Nearly three decades after leaving home for college, Chris Potter now lives four miles from the house he grew up in -- a testament either to the charm of the South Hills or to a simple lack of ambition. In the intervening years, Potter held a variety of jobs, including asbestos abatement engineer and ice-cream truck driver. He has also worked for a number of local media outlets, only some of which then went out of business. After serving as the editor of Pittsburgh City Paper for a decade, he covered politics and government at the Pittsburgh Post-Gazette.

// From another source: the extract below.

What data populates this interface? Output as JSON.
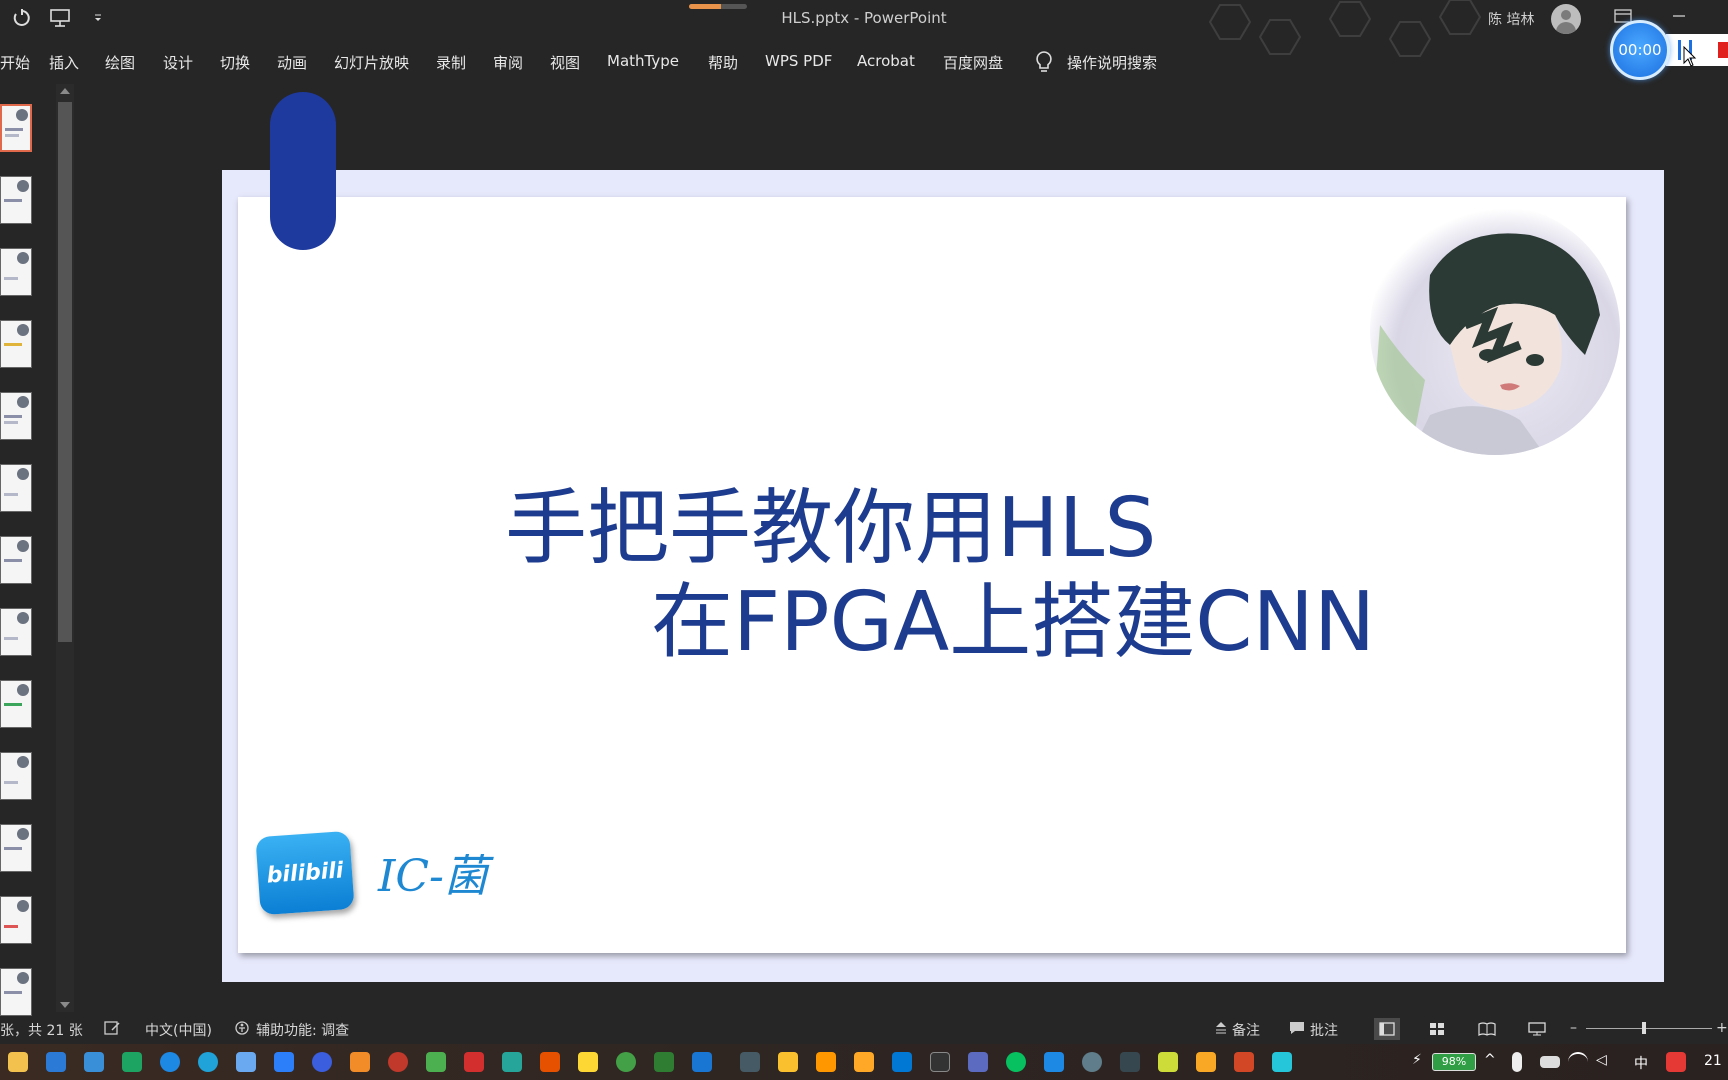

He has won some awards during the course of his quarter-century journalistic career, but then even a blind squirrel sometimes digs up an acorn.
Bill is a long-time Pittsburgh-based journalist specializing in the arts and the environment. Previous to working at WESA, he spent 21 years at the weekly Pittsburgh City Paper, the last 14 as Arts & Entertainment editor. He is a graduate of Northwestern University's Medill School of Journalism and in 30-plus years as a journalist has freelanced for publications including In Pittsburgh, The Nation, E: The Environmental Magazine, American Theatre, and the Pittsburgh Post-Gazette. Bill has earned numerous Golden Quill awards from the Press Club of Western Pennsylvania. He lives in the neighborhood of Manchester, and he once milked a goat. Email: